Hi, Carolyn: I’m getting married in July and need help reaching out to a relative who won’t be invited. It’s my aunt’s soon-to-be-ex-husband. Over the years he’s been like a second father to me, and I still care about him a great deal. There’s enough animosity between him and his wife and my cousin that it’s clear he wouldn’t come to the wedding anyway, but I’ve decided to not invite him preemptively.
It’s a decision I don’t feel great about, but it’s necessary. I’d like to reach out to him in some way to explain and to acknowledge his role and significance in my life, but I’m not sure what to say. “Aunt and cousin would be uncomfortable, so I’m not inviting you even though you mean a lot to me”?? I know he’ll understand, but it just makes me so sad.
I like to take writers’ word on absolutes in their letters. You have one here, calling your uncle’s exclusion “necessary.” Perhaps it is; your direct tie is to your aunt and so, all other things being equal, this rift puts her alone on your guest list.
Still: Finding no good words to explain your actions can be a dead-on indicator of actions you ought not to take.
So if you feel you simply can’t stand before your uncle with the truth, then it’s worth at least trying to come up with a better truth.
In this case, that might just be telling him, “I want to say how sorry I am about your and Auntie’s divorce, and that you’ve been like a second father to me.” No mention of invitations. Since it’s apparently your first contact since the marital meltdown, it’s a much better opener than, “You’re off my guest list.”
The wedding is in July, after all, so you have time – for a second or third conversation; for the animosity to cool into something more civil, since weirder things have happened; for the subject to come up organically, and even for him to volunteer that he doesn’t expect an invitation. There’s time for you to sleep on your decision, feel better about it, make a better one.
Maybe all of these are wishful thinking, but, again, you have time to wish.
When the mailing date approaches, and if nothing happens to change your mind or circumstances, then you tell your uncle what you’ve decided. “I’m not sending you an invitation, only because I see it as the best of some bad options.
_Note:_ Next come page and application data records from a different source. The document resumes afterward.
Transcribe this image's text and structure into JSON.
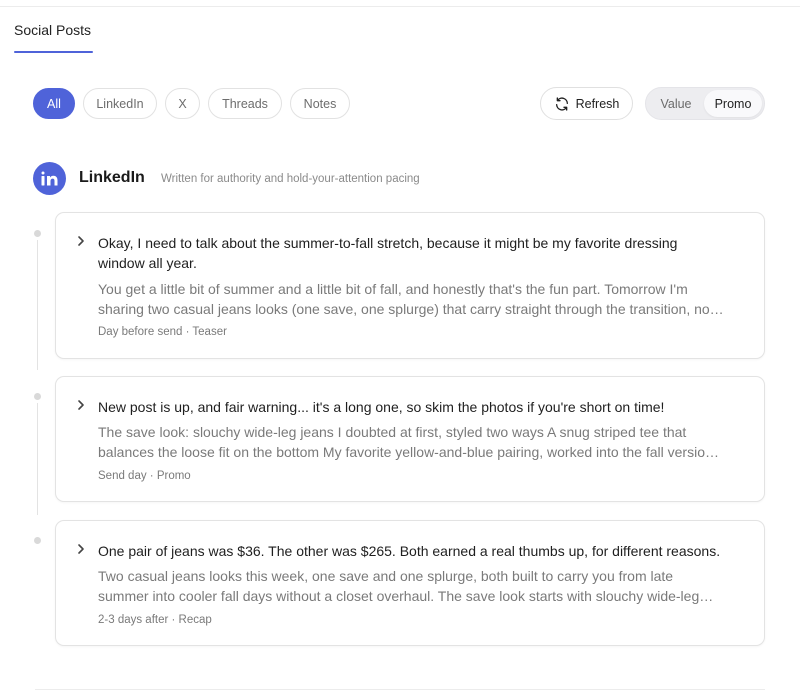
{
  "header": {
    "tab_label": "Social Posts"
  },
  "filters": {
    "chips": [
      {
        "label": "All",
        "active": true
      },
      {
        "label": "LinkedIn",
        "active": false
      },
      {
        "label": "X",
        "active": false
      },
      {
        "label": "Threads",
        "active": false
      },
      {
        "label": "Notes",
        "active": false
      }
    ],
    "refresh_label": "Refresh",
    "refresh_icon": "refresh-icon",
    "mode_options": [
      {
        "label": "Value",
        "selected": false
      },
      {
        "label": "Promo",
        "selected": true
      }
    ]
  },
  "platform": {
    "name": "LinkedIn",
    "description": "Written for authority and hold-your-attention pacing",
    "icon": "linkedin-icon",
    "accent_color": "#4f63d9"
  },
  "posts": [
    {
      "hook_lines": [
        "Okay, I need to talk about the summer-to-fall stretch, because it might be my favorite dressing",
        "window all year."
      ],
      "body_lines": [
        "You get a little bit of summer and a little bit of fall, and honestly that's the fun part. Tomorrow I'm",
        "sharing two casual jeans looks (one save, one splurge) that carry straight through the transition, no…"
      ],
      "meta": "Day before send · Teaser"
    },
    {
      "hook_lines": [
        "New post is up, and fair warning... it's a long one, so skim the photos if you're short on time!"
      ],
      "body_lines": [
        "The save look: slouchy wide-leg jeans I doubted at first, styled two ways A snug striped tee that",
        "balances the loose fit on the bottom My favorite yellow-and-blue pairing, worked into the fall versio…"
      ],
      "meta": "Send day · Promo"
    },
    {
      "hook_lines": [
        "One pair of jeans was $36. The other was $265. Both earned a real thumbs up, for different reasons."
      ],
      "body_lines": [
        "Two casual jeans looks this week, one save and one splurge, both built to carry you from late",
        "summer into cooler fall days without a closet overhaul. The save look starts with slouchy wide-leg…"
      ],
      "meta": "2-3 days after · Recap"
    }
  ]
}
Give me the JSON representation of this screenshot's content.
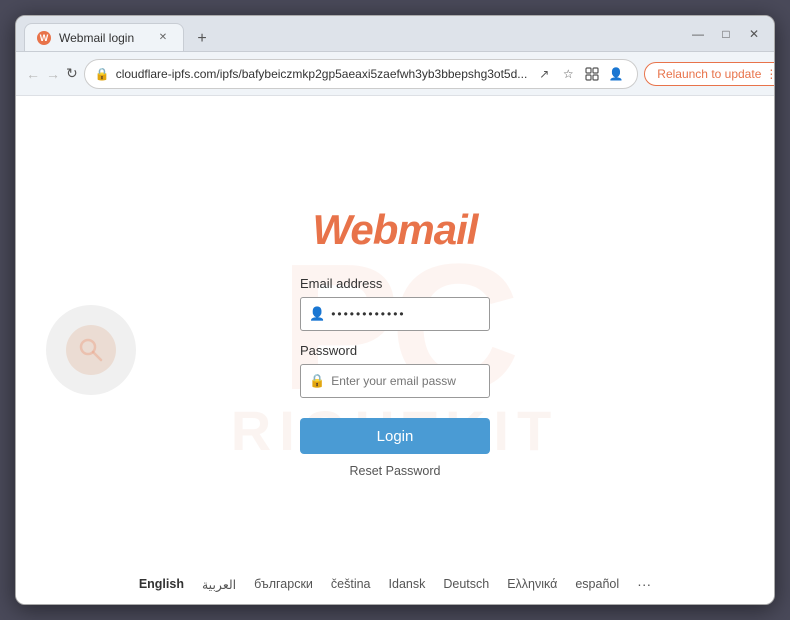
{
  "browser": {
    "tab_title": "Webmail login",
    "tab_favicon": "W",
    "url": "cloudflare-ipfs.com/ipfs/bafybeiczmkp2gp5aeaxi5zaefwh3yb3bbepshg3ot5d...",
    "relaunch_label": "Relaunch to update",
    "new_tab_symbol": "+",
    "back_symbol": "←",
    "forward_symbol": "→",
    "refresh_symbol": "↻",
    "close_symbol": "✕",
    "minimize_symbol": "—",
    "maximize_symbol": "□",
    "more_symbol": "⋮"
  },
  "page": {
    "logo_text": "Webmail",
    "email_label": "Email address",
    "email_placeholder": "••••••••••••",
    "password_label": "Password",
    "password_placeholder": "Enter your email passw",
    "login_button": "Login",
    "reset_link": "Reset Password",
    "watermark_pc": "PC",
    "watermark_text": "RightKit"
  },
  "languages": [
    {
      "code": "en",
      "label": "English",
      "active": true
    },
    {
      "code": "ar",
      "label": "العربية",
      "active": false
    },
    {
      "code": "bg",
      "label": "български",
      "active": false
    },
    {
      "code": "cs",
      "label": "čeština",
      "active": false
    },
    {
      "code": "id",
      "label": "Idansk",
      "active": false
    },
    {
      "code": "de",
      "label": "Deutsch",
      "active": false
    },
    {
      "code": "el",
      "label": "Ελληνικά",
      "active": false
    },
    {
      "code": "es",
      "label": "español",
      "active": false
    }
  ]
}
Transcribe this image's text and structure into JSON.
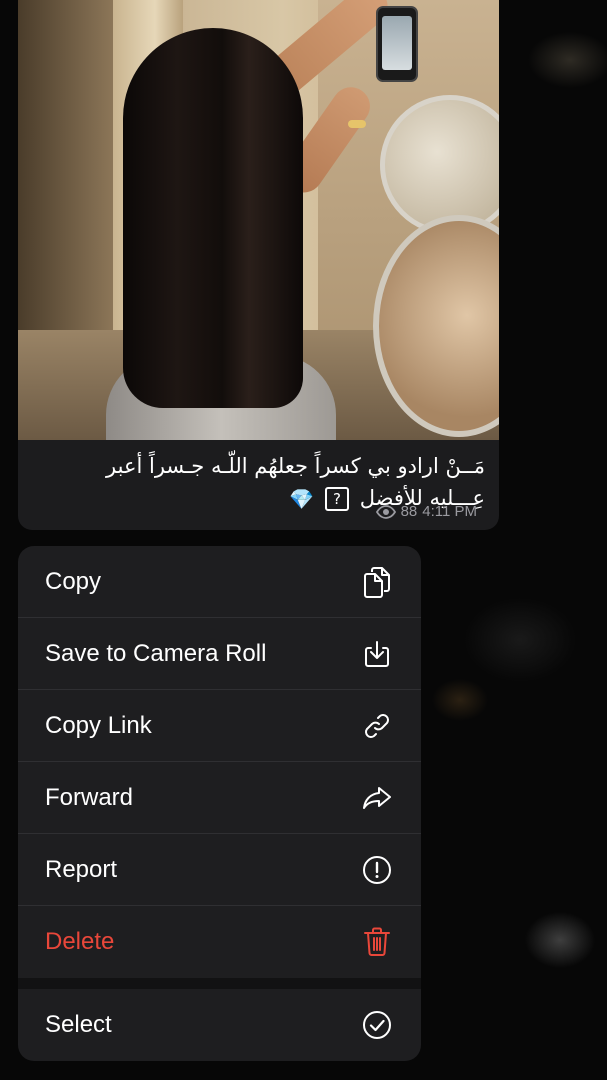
{
  "message": {
    "caption_line1": "مَــنْ ارادو بي كسراً جعلهُم اللّـه جـسراً أعبر",
    "caption_line2_text": "عِـــليه للأفضل",
    "caption_box_glyph": "?",
    "caption_emoji": "💎",
    "views": "88",
    "time": "4:11 PM"
  },
  "menu": {
    "items": [
      {
        "label": "Copy",
        "icon": "copy-icon"
      },
      {
        "label": "Save to Camera Roll",
        "icon": "save-download-icon"
      },
      {
        "label": "Copy Link",
        "icon": "link-icon"
      },
      {
        "label": "Forward",
        "icon": "forward-arrow-icon"
      },
      {
        "label": "Report",
        "icon": "exclamation-circle-icon"
      },
      {
        "label": "Delete",
        "icon": "trash-icon",
        "destructive": true
      },
      {
        "label": "Select",
        "icon": "check-circle-icon"
      }
    ]
  },
  "colors": {
    "menu_background": "#1e1e20",
    "destructive": "#e9473a",
    "meta_text": "#9a9aa0",
    "bubble": "#1c1c1e"
  }
}
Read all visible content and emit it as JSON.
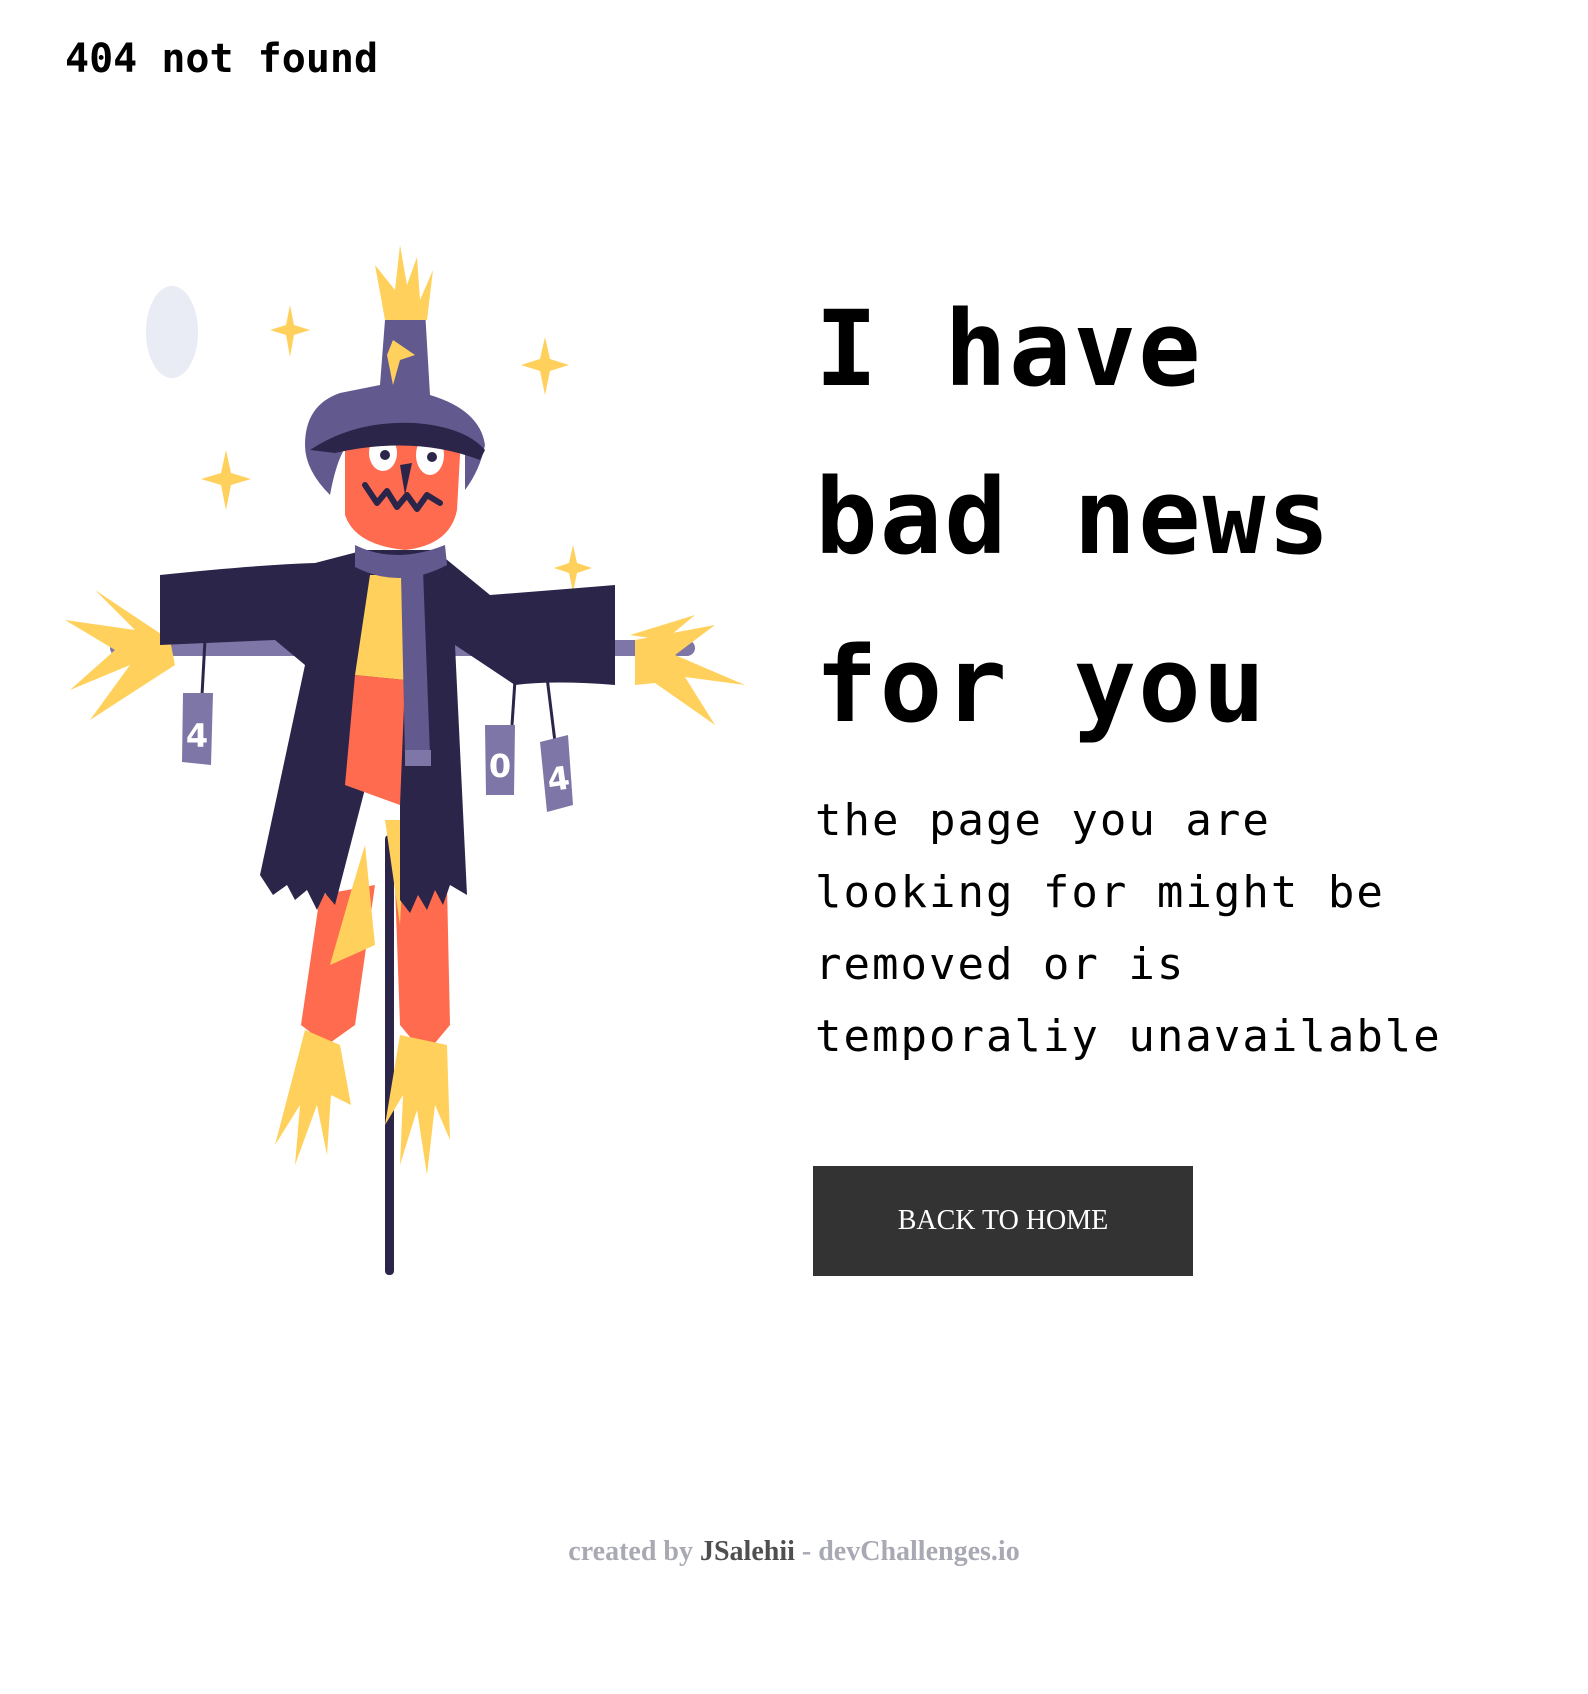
{
  "header": {
    "brand": "404 not found"
  },
  "main": {
    "headline_lines": [
      "I have",
      "bad news",
      "for you"
    ],
    "message_lines": [
      "the page you are",
      "looking for might be",
      "removed or is",
      "temporaliy unavailable"
    ],
    "home_button_label": "BACK TO HOME"
  },
  "illustration": {
    "cans": [
      "4",
      "0",
      "4"
    ]
  },
  "footer": {
    "prefix": "created by",
    "author": "JSalehii",
    "separator": "-",
    "site": "devChallenges.io"
  },
  "colors": {
    "button_bg": "#333333",
    "coat": "#2C254A",
    "hat": "#625A8E",
    "face": "#FF6B4F",
    "straw": "#FFD15C",
    "footer_text": "#A9A9B4",
    "footer_author": "#4F4F4F"
  }
}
I hope it’s the only time any of us feels it’s necessary to choose.”
The fact of your having reached out to him before this, just to let him know you care, will likely make this news much easier – to give and to receive.
Dear Carolyn: My husband tries to be helpful around the house. But he seems to have rather large blind spots. I’ve learned he truly doesn’t see the packages piled up on the porch when he walks inside. He cleans up the kitchen, but misses the pots on the stove and the countertops with spills and crumbs. He doesn’t remember when trash day is so he never gets the can to the curb.
I have tried to point out some of these in a gentle way, but he gets upset that I don’t appreciate how much he does around the house.
But when the job is half-done, I feel resentful that I have to always remember – and finish – the household jobs. He will do anything I ask, but I’m tired of asking. I want him to recognize and carry some of the load with me.
He (BEG ITAL)is(END ITAL) carrying some of the load. He might even argue he’s carrying more than his half – because you have to ask, half of what whole?
If he were expecting to live in a sparkly clean environment on your labors alone, that would be one thing. But from what you describe, he’d be content to live amid his crumbs and spills. That’s a different problem for you, for both of you, altogether.
So before you envision a fair division of labor, you need to reconcile your way to a fair vision of the outcome. Your standard of “clean enough,” his, or somewhere in between?
Another discussion point: If you insist – for the sake of argument – on surgical cleanliness, does he still need to do half of whatever that requires? Or is the one with higher standards responsible for the aboves-and-beyonds?
With housekeeping, the tendency is to think vertically: You do dishes, I do laundry; I vacuum, you take out the trash; each job done to completion.
Maybe the answer here is to agree to think horizontally instead: You tend to dishes, laundry, vacuum and trash to your standards, and I finish them to mine. He cuts, you style.
You can also close any resentment-breeding gaps with professional help. And, a smartphone: His can ping him weekly on trash night. Marriages have been rescued by less.
Email Carolyn at firstname.lastname@example.org, follow her on Facebook at www.facebook.com/carolyn.hax or chat with her online at noon Eastern time each Friday at www.washingtonpost.com.